More frequent flyers: Apollo travellers want faster air service when sailings cancelled
'Here in Labrador, we just like to feel that we are being treated the same as other parts of the province'
The president of the Combined Councils of Labrador says stranded MV Apollo travellers should not have to wait five days before the province calls in air service — since other ferry users don't have to wait that long.
"If you look at what goes on in other parts of this province — which is Fogo Island or Bell Island — when their service can't operate, flights are put on sometimes as early as the day service ceases," said Trent O'Brien.
"Here in Labrador we just like to feel that we are being treated the same as other parts of the province and getting the same level of service."
The Apollo is supposed to provide a daily service from Blanc Sablon in Quebec to St. Barbe on the Northern Peninsula, a journey of one hour and 45 minutes when all goes well.
But O'Brien recounted his recent travels that saw him arrive in St. Barbe last Friday morning, and the next crossing didn't happen for another three days. High winds were the problem, but heavy ice is often a factor, too.

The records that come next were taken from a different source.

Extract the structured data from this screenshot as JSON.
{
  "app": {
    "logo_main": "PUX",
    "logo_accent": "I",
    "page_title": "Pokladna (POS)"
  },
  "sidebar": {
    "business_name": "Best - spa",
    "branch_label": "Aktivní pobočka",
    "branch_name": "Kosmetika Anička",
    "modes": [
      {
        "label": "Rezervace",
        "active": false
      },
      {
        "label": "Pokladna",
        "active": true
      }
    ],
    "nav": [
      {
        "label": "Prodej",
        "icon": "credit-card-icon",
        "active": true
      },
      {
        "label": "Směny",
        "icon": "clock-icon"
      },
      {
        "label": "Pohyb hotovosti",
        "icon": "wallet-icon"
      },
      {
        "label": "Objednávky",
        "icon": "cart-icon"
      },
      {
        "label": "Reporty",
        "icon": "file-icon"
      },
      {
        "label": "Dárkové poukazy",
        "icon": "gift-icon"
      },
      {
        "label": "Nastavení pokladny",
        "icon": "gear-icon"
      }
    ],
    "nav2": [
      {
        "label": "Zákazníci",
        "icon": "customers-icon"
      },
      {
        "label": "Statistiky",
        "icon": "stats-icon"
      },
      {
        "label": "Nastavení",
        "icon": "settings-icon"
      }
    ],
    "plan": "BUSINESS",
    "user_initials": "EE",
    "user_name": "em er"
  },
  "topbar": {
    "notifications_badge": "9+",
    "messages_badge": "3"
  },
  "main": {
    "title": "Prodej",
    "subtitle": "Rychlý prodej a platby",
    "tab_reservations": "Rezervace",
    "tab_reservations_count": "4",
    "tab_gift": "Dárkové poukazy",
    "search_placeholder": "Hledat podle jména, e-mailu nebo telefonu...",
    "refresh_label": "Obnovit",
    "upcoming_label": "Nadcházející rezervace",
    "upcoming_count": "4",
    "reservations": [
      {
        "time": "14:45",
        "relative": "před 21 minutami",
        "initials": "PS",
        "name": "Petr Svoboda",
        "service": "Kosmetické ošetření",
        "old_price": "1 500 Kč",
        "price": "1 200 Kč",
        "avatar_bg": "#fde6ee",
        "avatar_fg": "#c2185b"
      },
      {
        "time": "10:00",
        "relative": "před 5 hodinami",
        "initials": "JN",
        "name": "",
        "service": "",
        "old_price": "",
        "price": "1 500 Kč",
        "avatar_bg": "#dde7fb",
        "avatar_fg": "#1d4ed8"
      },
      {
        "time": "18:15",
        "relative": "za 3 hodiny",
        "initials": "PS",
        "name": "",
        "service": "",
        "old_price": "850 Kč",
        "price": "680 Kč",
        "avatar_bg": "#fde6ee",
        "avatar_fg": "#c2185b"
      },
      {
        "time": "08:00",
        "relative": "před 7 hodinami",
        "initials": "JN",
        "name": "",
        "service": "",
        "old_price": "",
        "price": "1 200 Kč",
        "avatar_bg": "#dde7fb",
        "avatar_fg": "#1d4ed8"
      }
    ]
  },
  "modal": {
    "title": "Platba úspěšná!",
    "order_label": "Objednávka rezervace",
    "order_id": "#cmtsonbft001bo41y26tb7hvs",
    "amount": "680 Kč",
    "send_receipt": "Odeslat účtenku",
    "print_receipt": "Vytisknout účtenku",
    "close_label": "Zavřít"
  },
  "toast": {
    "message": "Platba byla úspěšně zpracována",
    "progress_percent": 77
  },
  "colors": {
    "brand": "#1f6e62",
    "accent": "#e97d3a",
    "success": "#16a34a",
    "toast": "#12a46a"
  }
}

Whatever the cause, patience is wearing thin, said O'Brien.
"People are missing the opportunity to get home for different reasons. Some are missing time that they are supposed to be at work, some are racking up costly hotel bills and meal bills by being stuck in the hotel over there waiting on the boat," he told CBC Radio's Labrador Morning.
"So yeah, the frustration tends to grow pretty quickly."
He said air service doesn't kick in until after the Apollo has missed five days of consecutive crossings — a threshold that is too high.
"I've heard politicians say over the last couple of years, over the last year or so, that that's better than anything the former government did for us. Which, yeah, OK, we never got flights under any government. But five days, it's still far far too much."
It doesn't appear that the timeline will change any time soon.
"A lot can happen within five days in the Strait of Belle Isle, such as a change in weather and ice pressure and the arrival of an ice breaker, all which can allow the vessel to sail again," reads a statement from the Department of Transportation and Works.
O'Brien pointed to an alternative port in Corner Brook that could be helpful.
"I think that the contractor, government and coast guard have to step up and start using that port more often," he said.
But that's not meant for regular use, insisted government.
"The alternate port for the Apollo in Corner Brook is used only as a last resort, and can pose travel challenges for passengers headed to St. Anthony for medical appointments and other business," a spokesperson for the Department of Transportation and Works said in an email.
"The department works to provide supplementary air transportation services to vessels throughout the province on a case-by-case basis. In some cases, those services are put into place on the same day."
That's little comfort to O'Brien and other stranded passengers, who "have a tendency to come together and have pretty frank conversations about it," he said.
"Everyone you talk to is sharing the same level of frustration."
With files from Labrador Morning